#### PROBLEM TO WORK ON
Check every line of the entries below for the word "description", and copy the ones that have it.

#### Items from an interface collection
——
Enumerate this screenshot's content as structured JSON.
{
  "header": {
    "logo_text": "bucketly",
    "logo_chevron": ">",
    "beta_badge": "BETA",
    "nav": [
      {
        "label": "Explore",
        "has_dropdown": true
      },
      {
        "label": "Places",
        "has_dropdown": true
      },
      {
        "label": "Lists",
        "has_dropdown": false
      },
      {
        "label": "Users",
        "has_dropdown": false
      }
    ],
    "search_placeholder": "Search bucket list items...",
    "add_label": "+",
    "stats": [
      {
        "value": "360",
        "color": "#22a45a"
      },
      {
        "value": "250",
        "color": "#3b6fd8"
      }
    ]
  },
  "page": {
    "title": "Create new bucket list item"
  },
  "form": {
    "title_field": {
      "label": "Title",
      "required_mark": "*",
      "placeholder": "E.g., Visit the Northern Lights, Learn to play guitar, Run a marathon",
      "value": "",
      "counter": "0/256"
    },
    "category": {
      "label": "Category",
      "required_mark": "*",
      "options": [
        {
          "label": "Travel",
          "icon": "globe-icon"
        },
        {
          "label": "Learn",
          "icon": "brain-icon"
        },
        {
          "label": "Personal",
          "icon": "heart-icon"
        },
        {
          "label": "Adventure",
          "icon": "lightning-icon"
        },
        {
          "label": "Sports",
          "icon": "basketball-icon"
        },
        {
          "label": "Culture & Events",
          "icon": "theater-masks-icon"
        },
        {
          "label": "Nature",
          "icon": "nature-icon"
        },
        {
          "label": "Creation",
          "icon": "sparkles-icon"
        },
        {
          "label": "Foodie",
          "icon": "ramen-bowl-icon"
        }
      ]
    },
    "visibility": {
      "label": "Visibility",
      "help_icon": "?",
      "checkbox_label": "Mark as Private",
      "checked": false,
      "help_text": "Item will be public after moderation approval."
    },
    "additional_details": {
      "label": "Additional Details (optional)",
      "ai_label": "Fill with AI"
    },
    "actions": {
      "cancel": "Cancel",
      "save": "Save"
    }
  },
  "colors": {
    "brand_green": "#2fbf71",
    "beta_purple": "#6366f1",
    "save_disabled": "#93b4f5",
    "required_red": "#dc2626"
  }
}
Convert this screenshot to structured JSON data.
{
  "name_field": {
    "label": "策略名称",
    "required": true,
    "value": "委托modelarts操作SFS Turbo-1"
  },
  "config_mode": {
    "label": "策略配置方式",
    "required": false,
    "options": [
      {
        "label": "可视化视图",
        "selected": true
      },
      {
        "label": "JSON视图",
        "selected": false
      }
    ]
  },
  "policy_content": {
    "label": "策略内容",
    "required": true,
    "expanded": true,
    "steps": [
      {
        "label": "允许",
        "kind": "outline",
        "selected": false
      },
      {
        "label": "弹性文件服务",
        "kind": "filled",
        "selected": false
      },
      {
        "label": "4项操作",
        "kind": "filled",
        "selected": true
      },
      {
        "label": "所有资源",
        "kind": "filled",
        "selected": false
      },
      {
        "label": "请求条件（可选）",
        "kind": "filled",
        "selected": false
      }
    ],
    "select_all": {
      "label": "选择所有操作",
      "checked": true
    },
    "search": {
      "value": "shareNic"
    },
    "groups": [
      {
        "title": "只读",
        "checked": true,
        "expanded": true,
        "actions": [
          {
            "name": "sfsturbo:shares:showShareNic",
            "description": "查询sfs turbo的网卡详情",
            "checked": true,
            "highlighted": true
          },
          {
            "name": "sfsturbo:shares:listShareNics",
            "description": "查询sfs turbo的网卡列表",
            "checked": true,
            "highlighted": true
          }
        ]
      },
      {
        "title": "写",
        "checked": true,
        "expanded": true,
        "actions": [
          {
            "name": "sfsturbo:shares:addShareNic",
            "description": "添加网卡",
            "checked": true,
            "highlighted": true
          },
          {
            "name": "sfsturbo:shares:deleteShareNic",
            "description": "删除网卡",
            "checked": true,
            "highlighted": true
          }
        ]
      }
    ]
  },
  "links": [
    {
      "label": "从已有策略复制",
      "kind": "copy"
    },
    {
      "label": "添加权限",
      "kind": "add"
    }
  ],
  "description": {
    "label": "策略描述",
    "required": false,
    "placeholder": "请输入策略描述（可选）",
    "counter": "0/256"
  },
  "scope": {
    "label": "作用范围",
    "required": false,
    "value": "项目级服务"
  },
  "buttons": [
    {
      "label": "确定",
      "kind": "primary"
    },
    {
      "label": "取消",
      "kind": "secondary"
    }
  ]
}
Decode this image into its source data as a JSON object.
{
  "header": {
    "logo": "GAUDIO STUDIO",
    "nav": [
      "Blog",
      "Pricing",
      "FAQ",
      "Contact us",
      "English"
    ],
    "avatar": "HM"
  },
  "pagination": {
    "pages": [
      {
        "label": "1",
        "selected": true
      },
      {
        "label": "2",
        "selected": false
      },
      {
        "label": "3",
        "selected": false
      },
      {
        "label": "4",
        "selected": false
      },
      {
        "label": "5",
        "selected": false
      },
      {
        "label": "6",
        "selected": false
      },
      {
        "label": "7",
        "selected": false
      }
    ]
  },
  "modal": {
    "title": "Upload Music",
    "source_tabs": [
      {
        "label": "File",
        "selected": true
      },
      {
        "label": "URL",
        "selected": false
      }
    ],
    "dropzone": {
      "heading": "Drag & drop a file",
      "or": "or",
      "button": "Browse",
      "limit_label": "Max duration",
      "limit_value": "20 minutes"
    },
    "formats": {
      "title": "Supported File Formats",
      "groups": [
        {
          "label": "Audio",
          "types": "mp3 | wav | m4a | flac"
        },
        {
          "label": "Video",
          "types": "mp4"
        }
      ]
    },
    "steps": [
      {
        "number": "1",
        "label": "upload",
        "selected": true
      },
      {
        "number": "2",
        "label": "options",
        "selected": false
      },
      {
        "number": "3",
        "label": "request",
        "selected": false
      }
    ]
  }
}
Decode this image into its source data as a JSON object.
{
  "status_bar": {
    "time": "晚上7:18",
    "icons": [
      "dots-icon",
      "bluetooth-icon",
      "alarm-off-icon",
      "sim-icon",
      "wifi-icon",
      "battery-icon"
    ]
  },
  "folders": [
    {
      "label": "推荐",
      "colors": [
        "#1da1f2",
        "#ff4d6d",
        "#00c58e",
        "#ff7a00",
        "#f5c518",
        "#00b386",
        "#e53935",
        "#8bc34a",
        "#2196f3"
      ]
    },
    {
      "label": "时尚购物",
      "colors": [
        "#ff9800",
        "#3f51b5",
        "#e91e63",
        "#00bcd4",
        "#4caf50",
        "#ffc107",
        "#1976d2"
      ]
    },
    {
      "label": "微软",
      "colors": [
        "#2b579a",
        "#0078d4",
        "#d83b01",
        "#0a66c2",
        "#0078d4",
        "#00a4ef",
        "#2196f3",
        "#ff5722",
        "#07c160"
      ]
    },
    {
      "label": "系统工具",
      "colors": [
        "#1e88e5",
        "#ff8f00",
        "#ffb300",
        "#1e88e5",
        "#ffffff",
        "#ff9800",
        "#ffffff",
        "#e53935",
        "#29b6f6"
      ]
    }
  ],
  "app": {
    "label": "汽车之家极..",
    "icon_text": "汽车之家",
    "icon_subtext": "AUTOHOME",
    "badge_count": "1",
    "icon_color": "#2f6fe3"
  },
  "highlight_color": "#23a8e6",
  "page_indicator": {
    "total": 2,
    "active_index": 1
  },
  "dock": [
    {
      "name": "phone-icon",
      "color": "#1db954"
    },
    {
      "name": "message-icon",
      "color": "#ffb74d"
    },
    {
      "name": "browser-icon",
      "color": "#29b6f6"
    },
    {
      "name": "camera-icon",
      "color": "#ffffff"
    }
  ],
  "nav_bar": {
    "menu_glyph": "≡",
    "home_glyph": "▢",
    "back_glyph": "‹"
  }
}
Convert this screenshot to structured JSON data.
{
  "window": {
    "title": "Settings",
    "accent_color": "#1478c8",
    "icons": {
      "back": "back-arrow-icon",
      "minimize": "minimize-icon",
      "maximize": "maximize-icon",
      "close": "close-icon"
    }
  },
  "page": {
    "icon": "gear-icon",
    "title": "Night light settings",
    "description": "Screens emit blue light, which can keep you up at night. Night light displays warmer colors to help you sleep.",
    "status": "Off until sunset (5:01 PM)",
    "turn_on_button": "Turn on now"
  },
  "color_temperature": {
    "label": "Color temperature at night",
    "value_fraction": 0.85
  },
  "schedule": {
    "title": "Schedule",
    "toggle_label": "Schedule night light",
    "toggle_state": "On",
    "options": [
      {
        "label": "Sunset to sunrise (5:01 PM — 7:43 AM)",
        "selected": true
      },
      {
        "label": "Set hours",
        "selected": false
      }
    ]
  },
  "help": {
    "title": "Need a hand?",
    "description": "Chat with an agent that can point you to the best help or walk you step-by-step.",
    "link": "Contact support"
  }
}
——
#### RESULT OF THIS TASK
            "description": "查询sfs turbo的网卡详情",
            "description": "查询sfs turbo的网卡列表",
            "description": "添加网卡",
            "description": "删除网卡",
  "description": {
    "description": "Screens emit blue light, which can keep you up at night. Night light displays warmer colors to help you sleep.",
    "description": "Chat with an agent that can point you to the best help or walk you step-by-step.",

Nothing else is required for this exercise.